Forget magical spells, secret passages and mysterious prophecies. Love stinks, even for wizards who have survived Voldemort. That’s the moral of the newly released Harry Potter and the Half Blood Prince.
In the sixth installment of the Potter franchise, Harry finds himself again at Hogwarts in the wake of Voldemort’s attack on the Ministry of Magic. Together with buddies Hermione and Ron, they… Actually I’m not sure what they do in the movie. They don’t attend many classes. They don’t hunt down Voldemort. They don’t really investigate mysterious goings on. They just seem to float from scene to scene, like a contemporary Odysseus with a wand. Oh that’s it. They spend the whole film trying to attract members of the opposite sex, and when they’re not doing that, they’re pining about unrequited love. There’s more teenage angst here than a vampire in high school.
Apart from love-lorn teenagers, there’s not much to this Harry Potter film. The movie suffers from trying to fit too much content into a small space of time. There’s no coherency between scenes and a great deal of prior knowledge is needed before you can understand what the hell is going on. At one point, we are told that Dumbledore is travelling, only to have him reappear in the next scene. The supporting characters whizz in and out like a game of Quiddich.
Going to the film with my non-Potter reading husband, I suffered through a series of glaring plot hole questions.
‘Who are those guys?’ he asked, stuffing his face with maltesers. ‘They’re the good guys,’ I said.
Five minutes later: ‘Who are those guys?’ he asked, pointing to a group dressed in black trying to kill Harry Potter.
‘They’re the bad guys.’
Ten minutes later: ‘Where did that giant spider come from?’
‘Shut up,’ I whispered. ‘I paid for your ticket. You have no right to complain.’
‘This movie sucks.’ And so it continued for the whole 153 minutes.

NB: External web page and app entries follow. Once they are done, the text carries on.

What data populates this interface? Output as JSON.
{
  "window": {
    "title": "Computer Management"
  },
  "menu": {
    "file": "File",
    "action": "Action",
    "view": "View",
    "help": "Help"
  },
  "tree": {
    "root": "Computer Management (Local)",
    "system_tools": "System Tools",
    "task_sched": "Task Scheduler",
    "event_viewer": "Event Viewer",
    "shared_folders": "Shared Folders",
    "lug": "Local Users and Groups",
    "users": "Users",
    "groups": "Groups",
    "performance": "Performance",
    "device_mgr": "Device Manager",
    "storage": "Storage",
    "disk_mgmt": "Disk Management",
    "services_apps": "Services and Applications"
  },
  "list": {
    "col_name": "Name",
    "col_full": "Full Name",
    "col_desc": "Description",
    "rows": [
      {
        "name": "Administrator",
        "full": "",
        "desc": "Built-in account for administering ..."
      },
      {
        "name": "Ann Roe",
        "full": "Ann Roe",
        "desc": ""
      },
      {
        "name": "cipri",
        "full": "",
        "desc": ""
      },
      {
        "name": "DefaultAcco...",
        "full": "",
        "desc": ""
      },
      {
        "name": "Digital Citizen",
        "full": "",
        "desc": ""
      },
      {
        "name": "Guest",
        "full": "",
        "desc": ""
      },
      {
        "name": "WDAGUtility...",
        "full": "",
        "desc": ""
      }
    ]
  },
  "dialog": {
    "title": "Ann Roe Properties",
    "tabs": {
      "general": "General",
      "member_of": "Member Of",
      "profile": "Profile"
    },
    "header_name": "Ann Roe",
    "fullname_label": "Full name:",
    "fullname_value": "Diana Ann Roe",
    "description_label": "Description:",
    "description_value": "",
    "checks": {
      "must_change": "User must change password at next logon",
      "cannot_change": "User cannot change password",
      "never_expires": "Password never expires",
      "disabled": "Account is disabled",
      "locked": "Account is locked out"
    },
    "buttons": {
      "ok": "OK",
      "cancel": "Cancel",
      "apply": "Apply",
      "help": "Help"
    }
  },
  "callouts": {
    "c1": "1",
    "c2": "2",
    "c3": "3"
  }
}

The young actors in the film look increasingly out of their depth when compared with such stalwarts as Alan Rickman, who revels in his role as the sneering Professor Snape. He’s one of the best things about the series, being perfectly cast as the ambivalent professor with a distaste for all things Potter. Solid actors, such as Robbie Coltrane (Hagrid) and Maggie Smith (Professor McGonagall), are underused in what is a jilted, time starved and confusing film.
Some of the special effects are great, such as the ink drops forming memories and the initial five minutes of dementor destruction. But the ambience can only carry the film so far. As a Harry Potter fan, I enjoyed being back in the Hogwarts world once more, but as a film reviewer I can’t help but dislike the movie. I just wish I could cast Reparo over the entire film.